My inbox has been lively for the past few days: a number of my fellow Christians want to know what I, a vocal celebrant of the Harry Potter books, think about Joanne Rowling’s recent announcement that Albus Dumbledore, the wise old Headmaster of Hogwarts, is gay. Though what she actually said is rather more interesting: “I always thought of Dumbledore as gay.” It’s a nice little insight into the ways that authors can construct backstories for their characters that they don’t make explicit in their books. Several people have asked me why I think she made the announcement now, once the series is over. I suspect that’s because Dumbledore’s sexuality was not a part of the story as such.
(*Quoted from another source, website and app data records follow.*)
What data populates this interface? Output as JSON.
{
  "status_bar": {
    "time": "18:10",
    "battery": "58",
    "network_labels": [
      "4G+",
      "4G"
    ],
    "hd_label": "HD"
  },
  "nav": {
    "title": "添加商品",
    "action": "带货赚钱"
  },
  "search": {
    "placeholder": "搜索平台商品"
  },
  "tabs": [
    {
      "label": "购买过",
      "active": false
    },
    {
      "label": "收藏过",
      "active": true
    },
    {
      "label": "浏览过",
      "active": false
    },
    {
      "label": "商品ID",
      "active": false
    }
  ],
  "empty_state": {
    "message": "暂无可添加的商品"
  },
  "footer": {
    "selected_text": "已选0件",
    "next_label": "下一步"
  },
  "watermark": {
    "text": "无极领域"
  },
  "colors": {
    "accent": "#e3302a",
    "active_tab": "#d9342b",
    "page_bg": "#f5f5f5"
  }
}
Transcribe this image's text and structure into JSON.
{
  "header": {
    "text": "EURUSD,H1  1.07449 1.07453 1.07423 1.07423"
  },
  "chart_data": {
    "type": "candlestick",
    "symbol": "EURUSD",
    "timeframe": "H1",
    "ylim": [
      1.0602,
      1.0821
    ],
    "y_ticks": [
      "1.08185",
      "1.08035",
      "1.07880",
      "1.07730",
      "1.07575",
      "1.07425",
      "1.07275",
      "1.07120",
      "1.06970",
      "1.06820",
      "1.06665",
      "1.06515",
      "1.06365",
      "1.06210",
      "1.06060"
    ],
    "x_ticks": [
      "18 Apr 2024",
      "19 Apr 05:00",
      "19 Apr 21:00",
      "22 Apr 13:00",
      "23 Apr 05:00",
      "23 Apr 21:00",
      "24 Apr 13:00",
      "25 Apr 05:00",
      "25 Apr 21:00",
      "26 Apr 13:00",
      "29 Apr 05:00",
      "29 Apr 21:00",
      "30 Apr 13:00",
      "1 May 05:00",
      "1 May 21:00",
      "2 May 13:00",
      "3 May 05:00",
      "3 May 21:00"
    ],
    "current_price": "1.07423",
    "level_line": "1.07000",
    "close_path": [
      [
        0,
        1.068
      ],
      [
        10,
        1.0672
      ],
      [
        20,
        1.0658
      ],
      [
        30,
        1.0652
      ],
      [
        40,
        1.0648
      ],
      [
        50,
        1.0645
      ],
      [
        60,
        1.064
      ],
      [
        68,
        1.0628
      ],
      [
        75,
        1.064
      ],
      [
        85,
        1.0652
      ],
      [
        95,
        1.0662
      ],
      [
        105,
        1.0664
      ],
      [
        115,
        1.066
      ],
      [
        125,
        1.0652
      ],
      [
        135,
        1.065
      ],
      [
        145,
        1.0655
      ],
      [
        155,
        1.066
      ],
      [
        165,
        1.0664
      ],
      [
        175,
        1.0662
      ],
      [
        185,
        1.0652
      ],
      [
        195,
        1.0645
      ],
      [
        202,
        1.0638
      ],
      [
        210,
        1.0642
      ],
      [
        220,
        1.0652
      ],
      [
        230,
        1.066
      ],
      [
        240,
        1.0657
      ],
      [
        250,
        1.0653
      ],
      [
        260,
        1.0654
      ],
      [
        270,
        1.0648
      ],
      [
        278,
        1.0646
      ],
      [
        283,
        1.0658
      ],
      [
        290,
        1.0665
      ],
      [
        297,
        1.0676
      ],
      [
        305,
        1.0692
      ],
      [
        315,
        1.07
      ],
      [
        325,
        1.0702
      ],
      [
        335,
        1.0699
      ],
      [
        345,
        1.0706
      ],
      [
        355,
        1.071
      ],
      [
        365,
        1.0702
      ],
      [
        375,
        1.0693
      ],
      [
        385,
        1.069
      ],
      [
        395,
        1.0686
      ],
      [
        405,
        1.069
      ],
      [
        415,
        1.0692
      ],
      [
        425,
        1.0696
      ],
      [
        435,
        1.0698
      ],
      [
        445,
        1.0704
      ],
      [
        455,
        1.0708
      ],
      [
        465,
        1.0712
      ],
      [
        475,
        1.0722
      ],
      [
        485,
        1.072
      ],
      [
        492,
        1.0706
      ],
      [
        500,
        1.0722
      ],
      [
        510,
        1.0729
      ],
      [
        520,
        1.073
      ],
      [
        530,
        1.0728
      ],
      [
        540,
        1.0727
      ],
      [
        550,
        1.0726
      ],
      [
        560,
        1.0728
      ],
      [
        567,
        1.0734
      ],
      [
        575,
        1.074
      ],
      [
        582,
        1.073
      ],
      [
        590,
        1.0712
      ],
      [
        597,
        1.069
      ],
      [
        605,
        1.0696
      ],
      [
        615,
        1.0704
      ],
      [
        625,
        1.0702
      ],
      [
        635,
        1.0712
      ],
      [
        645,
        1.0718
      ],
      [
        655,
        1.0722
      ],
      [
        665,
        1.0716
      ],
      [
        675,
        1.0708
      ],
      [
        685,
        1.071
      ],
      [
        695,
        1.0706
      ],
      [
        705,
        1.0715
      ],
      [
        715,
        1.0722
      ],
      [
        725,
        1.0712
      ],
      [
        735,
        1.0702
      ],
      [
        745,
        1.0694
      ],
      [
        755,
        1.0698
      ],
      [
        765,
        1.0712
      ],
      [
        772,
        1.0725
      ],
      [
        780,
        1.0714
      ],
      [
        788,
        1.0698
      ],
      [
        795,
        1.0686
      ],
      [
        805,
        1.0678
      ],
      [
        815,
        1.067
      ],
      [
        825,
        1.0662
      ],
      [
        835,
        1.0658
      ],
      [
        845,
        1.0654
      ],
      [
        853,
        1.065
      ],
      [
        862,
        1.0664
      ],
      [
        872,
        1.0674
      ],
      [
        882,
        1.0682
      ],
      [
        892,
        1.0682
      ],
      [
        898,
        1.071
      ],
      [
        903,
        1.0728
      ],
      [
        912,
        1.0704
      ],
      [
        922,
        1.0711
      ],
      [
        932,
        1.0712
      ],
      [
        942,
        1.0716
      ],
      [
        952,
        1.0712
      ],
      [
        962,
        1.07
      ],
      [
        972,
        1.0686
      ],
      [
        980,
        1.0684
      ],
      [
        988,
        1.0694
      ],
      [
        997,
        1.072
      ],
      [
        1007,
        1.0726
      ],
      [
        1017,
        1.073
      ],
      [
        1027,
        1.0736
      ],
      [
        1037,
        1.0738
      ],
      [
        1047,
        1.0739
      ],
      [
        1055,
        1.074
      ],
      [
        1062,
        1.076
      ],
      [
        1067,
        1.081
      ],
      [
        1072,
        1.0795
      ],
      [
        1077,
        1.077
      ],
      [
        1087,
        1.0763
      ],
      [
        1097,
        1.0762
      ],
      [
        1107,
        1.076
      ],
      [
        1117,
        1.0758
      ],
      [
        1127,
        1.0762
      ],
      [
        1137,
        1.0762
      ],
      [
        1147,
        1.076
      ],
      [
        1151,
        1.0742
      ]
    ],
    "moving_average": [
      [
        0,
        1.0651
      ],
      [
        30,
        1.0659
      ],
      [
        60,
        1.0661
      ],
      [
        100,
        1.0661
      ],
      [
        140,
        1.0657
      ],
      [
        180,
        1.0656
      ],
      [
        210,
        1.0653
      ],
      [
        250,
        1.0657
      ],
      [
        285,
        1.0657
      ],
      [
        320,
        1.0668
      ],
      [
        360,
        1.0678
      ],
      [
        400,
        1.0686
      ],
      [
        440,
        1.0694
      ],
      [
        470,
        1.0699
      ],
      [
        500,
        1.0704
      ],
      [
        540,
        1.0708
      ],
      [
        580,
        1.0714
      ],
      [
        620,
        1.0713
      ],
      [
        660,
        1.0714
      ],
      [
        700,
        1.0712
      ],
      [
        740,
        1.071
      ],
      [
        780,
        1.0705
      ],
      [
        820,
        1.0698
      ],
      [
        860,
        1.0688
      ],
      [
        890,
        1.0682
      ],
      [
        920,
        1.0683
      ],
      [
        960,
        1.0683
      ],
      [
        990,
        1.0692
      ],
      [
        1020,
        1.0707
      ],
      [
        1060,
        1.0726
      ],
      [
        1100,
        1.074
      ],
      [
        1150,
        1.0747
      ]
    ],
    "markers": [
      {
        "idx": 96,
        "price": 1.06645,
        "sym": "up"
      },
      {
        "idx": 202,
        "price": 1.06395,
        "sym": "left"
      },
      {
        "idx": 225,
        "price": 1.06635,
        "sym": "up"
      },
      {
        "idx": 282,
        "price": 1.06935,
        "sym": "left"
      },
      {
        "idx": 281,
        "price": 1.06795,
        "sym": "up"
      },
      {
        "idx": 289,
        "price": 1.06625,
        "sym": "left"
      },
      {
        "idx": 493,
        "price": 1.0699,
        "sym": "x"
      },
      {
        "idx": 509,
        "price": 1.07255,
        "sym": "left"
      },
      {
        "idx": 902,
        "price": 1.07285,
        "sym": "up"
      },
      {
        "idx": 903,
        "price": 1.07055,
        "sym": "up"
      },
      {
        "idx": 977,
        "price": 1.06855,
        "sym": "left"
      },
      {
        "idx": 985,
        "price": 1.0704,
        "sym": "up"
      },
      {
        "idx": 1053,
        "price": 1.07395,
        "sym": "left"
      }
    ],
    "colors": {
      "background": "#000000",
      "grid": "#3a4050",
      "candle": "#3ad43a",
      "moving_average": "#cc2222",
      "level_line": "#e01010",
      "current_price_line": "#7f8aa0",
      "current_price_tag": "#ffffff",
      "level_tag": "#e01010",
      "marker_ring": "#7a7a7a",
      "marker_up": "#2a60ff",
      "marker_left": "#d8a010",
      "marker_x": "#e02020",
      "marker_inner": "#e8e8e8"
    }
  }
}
I mean, what could that revelation have contributed to the story? (Presumably this was Rowling’s thought, anyway.)

One person, a stranger to me, wrote to inform me that he had only read the first book in the series because he found Melville “infinitely superior” — an odd comment, by the way. Is Melville the only writer who is infinitely superior to Rowling? If not, then what if this fellow came across someone he thought superior to Melville — Shakespeare, say, or Homer? Would he then have to give up on Moby Dick and “Billy Budd”? And have you ever tried reading Pierre, or, the Ambiguities to a nine-year-old? In any event, several of the emails had this tone: “I always knew that the Harry Potter books were morally suspect / artistically contemptible, and this proves it!” I confess that I find these sentiments impenetrable. Are all books that have gay characters to be repudiated by the Christian reader — even if the books themselves never say that the character is gay? Are writers who fail to condemn homosexuality whenever they encounter it unworthy, on that ground alone, of our attention? I’m at a loss to know how to respond to these messages.

More significantly, I am dumbfounded that there are people who are shocked by Rowling’s announcement. Does anyone really expect that an educated British woman, shaped by mainstream European culture as much as the average member of her generation, would have any other attitude towards homosexuality than Rowling’s affirming tolerance? These days, in the West, moral disapproval of homosexuality is pretty much confined to conservative forms of Christianity, Judaism, and Islam. Since Rowling is quite obviously not a member of any of these religious groups, on what grounds would anyone be surprised by her views on Dumbledore’s sexuality?